TV Production Class Successfully Adapts to New Normal

October 7, 2020

Television Production, a communications class offered in The Lesley H. and William L. Collins College of Professional Studies (CCPS), is a hands-on experience offering students a glimpse into the inner workings of a fully functional television studio. The Television, Film, and Radio Center on the Queens, NY, campus is used by students to mount productions in all areas of media, and the studio and control rooms are located on the fourth floor of Marillac Hall. In addition to TV production classes, WRED-TV, also known as the Television Club, uses the studio space for its productions. 

While still a hub of activity, the Television Center, and the faculty and staff who use it, have adapted their teaching techniques and procedures to promote New York State guidelines regarding social distancing, maximum occupancy, and remote learning. It is a challenge they gratefully accepted to continue their mission of preparing well-trained candidates for an extremely competitive field.

“We follow all of the guidelines set down by the state,” noted Senior Broadcast Engineer Richard Martinez ’01CPS, ’13G. Mr. Martinez is responsible for the smooth operation of the TV Center, maintaining and repairing equipment, and making sure the studio houses the most up-to-date equipment possible to ensure student success. 

Some of those guidelines mandate the constant sanitizing of equipment, appointments for the use of equipment, liberally separating desks to accommodate social distancing, and masks being worn by all personnel. Mr. Martinez stressed, “We make it work so the students have what they deserve.” He added that any future upgrades to equipment will be made with an eye toward flexibility.

Brenda M. Laux ’93SVC, Adjunct Professor, Division of Mass Communication, teaches the production class, and she has also gone to great lengths to ensure compliance with all of the mandates while not sacrificing the hands-on experience she provides to her students. Instead of giving one lecture to 18 students, she divides them into groups of six. One group will work in the studio, one in the control room, and one in a remote space. 

Prof. Laux lectures each group on a given subject and applies it to the entire production process. These groups rotate each week, so all students have access to the different equipment and gain the skills needed. On days when the weather is compliant, she lectures outdoors to the entire class.

Of course, there are elements of the class that necessitate hands-on demonstration and training, and Prof. Laux applauded Mr. Martinez’s efforts to keep her class running smoothly. For students who cannot attend in person, Mr. Martinez sets up a Zoom meeting that feeds the studio signal to their homes, enabling Prof. Laux to include the students in productions mounted in class, either via their home computers or smartphones. “It is as if their home becomes a remote site for the show we produce,” she said.

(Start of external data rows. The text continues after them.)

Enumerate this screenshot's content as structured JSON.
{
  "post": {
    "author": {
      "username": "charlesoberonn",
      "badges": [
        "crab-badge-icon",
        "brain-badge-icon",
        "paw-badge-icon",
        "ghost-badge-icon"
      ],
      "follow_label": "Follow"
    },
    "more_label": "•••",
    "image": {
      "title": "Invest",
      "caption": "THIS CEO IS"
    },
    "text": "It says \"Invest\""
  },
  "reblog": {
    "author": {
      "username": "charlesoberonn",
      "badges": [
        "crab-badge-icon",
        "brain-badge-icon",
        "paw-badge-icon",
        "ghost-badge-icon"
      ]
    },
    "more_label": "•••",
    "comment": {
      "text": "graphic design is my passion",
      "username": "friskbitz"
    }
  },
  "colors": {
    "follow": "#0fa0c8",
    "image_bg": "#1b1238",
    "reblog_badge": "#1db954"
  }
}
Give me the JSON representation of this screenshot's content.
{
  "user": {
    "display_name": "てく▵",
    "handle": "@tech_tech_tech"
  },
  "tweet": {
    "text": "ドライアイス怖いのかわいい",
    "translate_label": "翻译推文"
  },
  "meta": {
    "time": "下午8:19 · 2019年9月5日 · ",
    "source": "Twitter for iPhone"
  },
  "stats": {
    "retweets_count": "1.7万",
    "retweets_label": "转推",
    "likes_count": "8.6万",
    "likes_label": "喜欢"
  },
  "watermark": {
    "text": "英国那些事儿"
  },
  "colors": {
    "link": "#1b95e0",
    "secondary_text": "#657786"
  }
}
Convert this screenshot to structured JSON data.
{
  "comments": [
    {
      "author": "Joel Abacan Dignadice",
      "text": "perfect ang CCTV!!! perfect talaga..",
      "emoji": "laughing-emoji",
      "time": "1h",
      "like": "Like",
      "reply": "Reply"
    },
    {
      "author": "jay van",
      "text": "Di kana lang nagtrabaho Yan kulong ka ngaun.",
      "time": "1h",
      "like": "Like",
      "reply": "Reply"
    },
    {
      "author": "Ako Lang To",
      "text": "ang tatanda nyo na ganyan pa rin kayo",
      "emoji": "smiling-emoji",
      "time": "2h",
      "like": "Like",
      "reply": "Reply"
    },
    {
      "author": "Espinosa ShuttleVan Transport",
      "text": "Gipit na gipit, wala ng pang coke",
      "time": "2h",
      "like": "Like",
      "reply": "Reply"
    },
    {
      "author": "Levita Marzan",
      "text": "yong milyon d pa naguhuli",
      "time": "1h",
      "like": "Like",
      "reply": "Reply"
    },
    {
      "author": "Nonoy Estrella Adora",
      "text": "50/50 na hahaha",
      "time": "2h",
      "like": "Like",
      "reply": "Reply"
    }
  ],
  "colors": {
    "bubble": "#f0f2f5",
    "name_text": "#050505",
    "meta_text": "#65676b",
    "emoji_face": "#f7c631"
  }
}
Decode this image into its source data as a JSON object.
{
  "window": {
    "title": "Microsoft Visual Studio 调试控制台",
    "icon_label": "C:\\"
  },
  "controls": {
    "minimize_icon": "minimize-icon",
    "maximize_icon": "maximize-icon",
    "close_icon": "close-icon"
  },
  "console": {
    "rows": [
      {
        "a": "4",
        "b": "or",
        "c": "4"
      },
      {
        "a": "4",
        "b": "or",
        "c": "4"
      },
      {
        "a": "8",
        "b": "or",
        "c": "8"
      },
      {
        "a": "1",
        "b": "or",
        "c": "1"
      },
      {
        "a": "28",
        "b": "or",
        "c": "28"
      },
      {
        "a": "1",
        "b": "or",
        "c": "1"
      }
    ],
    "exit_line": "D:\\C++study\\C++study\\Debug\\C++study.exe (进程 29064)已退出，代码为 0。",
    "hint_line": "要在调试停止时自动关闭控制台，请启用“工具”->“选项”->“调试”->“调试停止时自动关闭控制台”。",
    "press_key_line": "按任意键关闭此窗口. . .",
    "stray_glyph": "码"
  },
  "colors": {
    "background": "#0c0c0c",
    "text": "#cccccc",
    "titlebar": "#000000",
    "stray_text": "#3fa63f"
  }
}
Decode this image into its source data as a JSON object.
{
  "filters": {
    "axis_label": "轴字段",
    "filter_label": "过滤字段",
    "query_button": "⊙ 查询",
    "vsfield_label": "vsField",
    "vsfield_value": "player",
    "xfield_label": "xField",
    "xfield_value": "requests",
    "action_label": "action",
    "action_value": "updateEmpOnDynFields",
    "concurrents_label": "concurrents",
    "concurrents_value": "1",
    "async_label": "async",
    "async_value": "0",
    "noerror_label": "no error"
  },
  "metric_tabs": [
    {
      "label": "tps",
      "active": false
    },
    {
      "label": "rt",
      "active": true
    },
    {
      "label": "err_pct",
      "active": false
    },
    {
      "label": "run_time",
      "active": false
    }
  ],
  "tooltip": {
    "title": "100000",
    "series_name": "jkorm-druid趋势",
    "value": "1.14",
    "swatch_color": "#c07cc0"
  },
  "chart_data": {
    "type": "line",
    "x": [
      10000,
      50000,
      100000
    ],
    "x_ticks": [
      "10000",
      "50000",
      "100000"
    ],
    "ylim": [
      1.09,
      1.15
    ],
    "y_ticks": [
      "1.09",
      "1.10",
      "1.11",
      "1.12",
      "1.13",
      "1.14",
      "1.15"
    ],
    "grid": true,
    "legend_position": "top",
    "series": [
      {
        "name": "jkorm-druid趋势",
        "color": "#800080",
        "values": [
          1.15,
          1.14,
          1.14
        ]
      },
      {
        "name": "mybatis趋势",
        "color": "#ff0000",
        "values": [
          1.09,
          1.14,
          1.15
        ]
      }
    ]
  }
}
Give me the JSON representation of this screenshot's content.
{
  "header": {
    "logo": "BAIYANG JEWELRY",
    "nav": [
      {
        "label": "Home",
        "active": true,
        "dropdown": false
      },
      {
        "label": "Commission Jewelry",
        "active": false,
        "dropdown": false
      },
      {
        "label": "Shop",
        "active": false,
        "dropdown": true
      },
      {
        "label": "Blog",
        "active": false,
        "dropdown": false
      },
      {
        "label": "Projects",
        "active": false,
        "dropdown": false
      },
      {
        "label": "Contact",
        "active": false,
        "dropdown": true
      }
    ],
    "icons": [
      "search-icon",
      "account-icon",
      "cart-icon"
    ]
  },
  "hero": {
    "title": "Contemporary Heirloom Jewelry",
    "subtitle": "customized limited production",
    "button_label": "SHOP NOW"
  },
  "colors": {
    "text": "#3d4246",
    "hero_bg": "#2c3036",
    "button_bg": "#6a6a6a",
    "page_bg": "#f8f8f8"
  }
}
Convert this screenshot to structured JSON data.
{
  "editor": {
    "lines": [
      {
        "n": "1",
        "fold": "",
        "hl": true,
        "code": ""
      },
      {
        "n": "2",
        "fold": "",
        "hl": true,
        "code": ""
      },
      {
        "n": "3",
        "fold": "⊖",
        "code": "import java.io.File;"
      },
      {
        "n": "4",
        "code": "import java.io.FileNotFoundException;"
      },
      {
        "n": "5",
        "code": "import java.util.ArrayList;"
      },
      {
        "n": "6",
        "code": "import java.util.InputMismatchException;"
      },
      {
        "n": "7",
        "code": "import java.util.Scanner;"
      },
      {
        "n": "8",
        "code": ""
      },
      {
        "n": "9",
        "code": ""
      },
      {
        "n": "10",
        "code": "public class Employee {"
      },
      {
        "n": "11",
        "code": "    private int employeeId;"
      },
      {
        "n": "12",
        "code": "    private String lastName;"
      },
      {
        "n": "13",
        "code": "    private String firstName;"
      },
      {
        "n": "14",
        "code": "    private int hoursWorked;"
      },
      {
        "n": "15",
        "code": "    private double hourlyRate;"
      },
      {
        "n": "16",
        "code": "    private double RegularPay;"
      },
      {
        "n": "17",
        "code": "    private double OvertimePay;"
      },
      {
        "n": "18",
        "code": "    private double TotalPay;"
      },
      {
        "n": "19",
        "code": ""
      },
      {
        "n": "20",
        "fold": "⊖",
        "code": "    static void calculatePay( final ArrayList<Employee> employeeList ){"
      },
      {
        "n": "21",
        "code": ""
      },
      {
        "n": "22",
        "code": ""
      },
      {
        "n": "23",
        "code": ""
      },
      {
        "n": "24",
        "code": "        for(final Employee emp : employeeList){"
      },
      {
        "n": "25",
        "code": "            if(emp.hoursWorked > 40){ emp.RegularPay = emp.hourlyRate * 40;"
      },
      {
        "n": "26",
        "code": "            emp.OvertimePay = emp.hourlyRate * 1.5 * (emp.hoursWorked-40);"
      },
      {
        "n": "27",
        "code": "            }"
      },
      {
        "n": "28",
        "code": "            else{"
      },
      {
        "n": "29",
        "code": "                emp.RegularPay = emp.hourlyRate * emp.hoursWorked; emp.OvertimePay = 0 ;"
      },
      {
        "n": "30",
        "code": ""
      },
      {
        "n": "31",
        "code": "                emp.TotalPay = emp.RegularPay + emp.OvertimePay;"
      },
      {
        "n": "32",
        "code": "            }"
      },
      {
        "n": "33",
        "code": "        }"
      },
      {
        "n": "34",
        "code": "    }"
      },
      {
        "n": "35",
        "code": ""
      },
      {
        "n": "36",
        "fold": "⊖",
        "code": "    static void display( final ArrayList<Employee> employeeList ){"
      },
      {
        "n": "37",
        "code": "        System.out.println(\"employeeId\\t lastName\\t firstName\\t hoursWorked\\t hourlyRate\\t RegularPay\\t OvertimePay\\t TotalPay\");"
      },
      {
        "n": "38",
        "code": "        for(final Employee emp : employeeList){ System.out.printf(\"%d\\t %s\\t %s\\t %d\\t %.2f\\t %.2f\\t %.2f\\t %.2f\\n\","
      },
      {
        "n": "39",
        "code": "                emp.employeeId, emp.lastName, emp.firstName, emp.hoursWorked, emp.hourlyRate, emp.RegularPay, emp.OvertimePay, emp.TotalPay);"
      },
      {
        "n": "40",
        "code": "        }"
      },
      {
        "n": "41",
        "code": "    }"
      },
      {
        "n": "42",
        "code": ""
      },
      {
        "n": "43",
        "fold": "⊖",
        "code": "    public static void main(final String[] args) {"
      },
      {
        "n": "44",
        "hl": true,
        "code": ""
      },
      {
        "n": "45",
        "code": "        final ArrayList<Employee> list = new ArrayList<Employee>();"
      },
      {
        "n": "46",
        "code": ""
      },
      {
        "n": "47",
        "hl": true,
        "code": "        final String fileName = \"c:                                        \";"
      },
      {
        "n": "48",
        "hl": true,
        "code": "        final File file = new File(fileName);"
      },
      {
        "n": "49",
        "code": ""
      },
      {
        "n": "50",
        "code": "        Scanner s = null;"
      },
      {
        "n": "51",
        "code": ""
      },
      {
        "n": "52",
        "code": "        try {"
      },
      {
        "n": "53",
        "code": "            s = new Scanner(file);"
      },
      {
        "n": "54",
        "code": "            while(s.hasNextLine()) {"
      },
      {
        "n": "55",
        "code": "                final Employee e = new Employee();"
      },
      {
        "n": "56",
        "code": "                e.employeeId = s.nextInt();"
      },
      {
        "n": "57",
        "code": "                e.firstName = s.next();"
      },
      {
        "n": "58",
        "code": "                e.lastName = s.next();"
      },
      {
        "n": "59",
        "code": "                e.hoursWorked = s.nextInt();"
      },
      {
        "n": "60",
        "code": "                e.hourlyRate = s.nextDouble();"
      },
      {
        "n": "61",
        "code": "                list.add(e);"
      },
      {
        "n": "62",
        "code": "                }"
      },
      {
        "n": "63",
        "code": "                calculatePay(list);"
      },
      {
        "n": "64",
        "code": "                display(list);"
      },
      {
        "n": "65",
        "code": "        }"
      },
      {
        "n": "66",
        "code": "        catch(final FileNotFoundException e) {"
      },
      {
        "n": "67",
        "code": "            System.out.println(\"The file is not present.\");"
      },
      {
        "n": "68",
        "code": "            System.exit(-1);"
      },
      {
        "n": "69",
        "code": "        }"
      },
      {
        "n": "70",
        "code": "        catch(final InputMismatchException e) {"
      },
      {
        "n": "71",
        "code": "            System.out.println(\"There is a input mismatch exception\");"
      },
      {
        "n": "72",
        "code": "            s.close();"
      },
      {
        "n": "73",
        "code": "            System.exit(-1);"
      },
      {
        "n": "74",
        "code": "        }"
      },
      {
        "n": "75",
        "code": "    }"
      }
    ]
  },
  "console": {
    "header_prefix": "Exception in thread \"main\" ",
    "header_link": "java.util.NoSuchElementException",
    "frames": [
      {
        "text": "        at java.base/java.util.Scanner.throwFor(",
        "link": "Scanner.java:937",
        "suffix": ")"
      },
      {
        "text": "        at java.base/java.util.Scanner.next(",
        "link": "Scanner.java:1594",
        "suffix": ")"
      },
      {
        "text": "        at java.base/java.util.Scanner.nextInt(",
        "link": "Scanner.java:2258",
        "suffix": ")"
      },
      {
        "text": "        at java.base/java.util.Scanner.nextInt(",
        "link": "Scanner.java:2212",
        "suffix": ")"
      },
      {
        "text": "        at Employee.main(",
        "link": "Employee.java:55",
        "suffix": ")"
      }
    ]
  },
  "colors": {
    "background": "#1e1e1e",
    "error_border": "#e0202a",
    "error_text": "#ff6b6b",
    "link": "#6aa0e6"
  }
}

Prof. Laux noted that the safety protocols enforced at the Television Center mirror what is happening in the television and film industry today, which adds another layer of preparation her students are receiving in the event of another such occurrence. 

“I think it is very important we set a baseline,” Prof. Laux said, adding that students adhere to the rules, not only for the safety of all concerned but so she can provide them with the experience she has always given her classes. “I would rather be here versus trying to do it totally online because using the equipment is such a critical part of what we do. It is to the student’s benefit that they get as much access to the equipment, and to me, as possible.”

Communication Arts major Brooke Mosca recognizes and applauds Prof. Laux’s efforts. “Prof. Laux is hyperaware of all of the protocols; we always clean the equipment after every use, we are socially distant and wear masks, and she encourages us to wear gloves if that makes us more comfortable. She makes sure we get the experience we need.”

Junior Heather Bonsignore, also a Communication Arts major, noted that it took a few weeks to adjust, but now she has become more comfortable with the new routine. “I am grateful that Prof. Laux is willing to come in and teach us. It would be so hard to re-create this experience remotely.”

Television and Film major Jordan Solis said, “I think St. John’s as a whole has done a great job with this situation. I feel safe. They are doing the best they can, and I am having a good time in school again.”